> DATA RECORDS:
───

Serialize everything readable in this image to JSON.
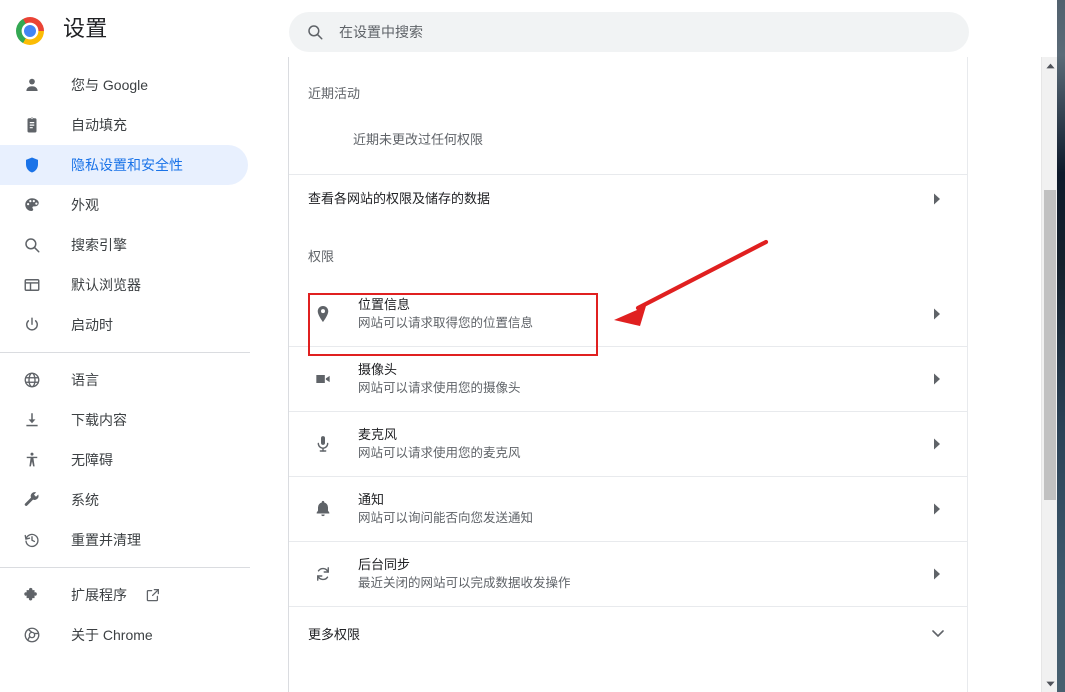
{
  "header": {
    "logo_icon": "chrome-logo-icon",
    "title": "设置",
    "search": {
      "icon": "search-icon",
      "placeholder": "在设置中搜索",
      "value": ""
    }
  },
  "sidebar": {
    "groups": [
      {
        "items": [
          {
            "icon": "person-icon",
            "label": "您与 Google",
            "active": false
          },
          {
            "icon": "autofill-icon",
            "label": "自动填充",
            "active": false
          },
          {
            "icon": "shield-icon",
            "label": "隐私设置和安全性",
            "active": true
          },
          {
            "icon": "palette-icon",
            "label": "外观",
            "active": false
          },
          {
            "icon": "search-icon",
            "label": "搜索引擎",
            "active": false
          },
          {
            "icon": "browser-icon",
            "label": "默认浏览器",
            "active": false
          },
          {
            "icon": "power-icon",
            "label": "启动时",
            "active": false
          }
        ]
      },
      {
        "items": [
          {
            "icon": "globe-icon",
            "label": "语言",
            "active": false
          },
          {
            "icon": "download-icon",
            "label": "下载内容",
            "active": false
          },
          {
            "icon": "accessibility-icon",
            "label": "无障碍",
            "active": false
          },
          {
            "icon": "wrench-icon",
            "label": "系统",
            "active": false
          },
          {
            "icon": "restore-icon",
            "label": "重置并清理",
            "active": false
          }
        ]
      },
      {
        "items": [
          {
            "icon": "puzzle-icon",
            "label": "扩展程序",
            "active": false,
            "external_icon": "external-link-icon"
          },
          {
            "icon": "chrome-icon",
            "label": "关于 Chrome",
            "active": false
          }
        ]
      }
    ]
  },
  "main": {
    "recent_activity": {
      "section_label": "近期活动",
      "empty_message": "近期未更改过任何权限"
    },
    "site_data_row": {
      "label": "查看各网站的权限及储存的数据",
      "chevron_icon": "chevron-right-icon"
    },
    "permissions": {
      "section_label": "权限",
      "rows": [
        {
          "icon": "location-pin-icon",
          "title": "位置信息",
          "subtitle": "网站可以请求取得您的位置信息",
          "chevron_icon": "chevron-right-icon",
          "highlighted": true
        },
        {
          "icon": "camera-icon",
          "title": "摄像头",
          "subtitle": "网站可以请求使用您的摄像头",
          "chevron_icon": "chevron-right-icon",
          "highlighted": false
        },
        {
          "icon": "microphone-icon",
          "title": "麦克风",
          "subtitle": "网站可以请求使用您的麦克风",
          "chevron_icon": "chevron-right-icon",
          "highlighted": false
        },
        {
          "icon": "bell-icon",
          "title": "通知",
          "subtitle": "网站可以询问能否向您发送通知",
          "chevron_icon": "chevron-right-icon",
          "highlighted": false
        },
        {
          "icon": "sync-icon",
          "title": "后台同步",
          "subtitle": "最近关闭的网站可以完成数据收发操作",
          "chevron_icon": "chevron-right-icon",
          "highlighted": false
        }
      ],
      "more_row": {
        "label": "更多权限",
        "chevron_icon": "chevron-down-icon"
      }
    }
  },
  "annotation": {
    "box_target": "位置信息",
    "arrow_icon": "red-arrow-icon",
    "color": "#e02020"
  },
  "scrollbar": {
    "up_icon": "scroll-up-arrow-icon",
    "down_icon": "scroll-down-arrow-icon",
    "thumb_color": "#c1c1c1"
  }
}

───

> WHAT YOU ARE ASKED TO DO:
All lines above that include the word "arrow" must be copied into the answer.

> SOLVED PROBLEM:
    "arrow_icon": "red-arrow-icon",
    "up_icon": "scroll-up-arrow-icon",
    "down_icon": "scroll-down-arrow-icon",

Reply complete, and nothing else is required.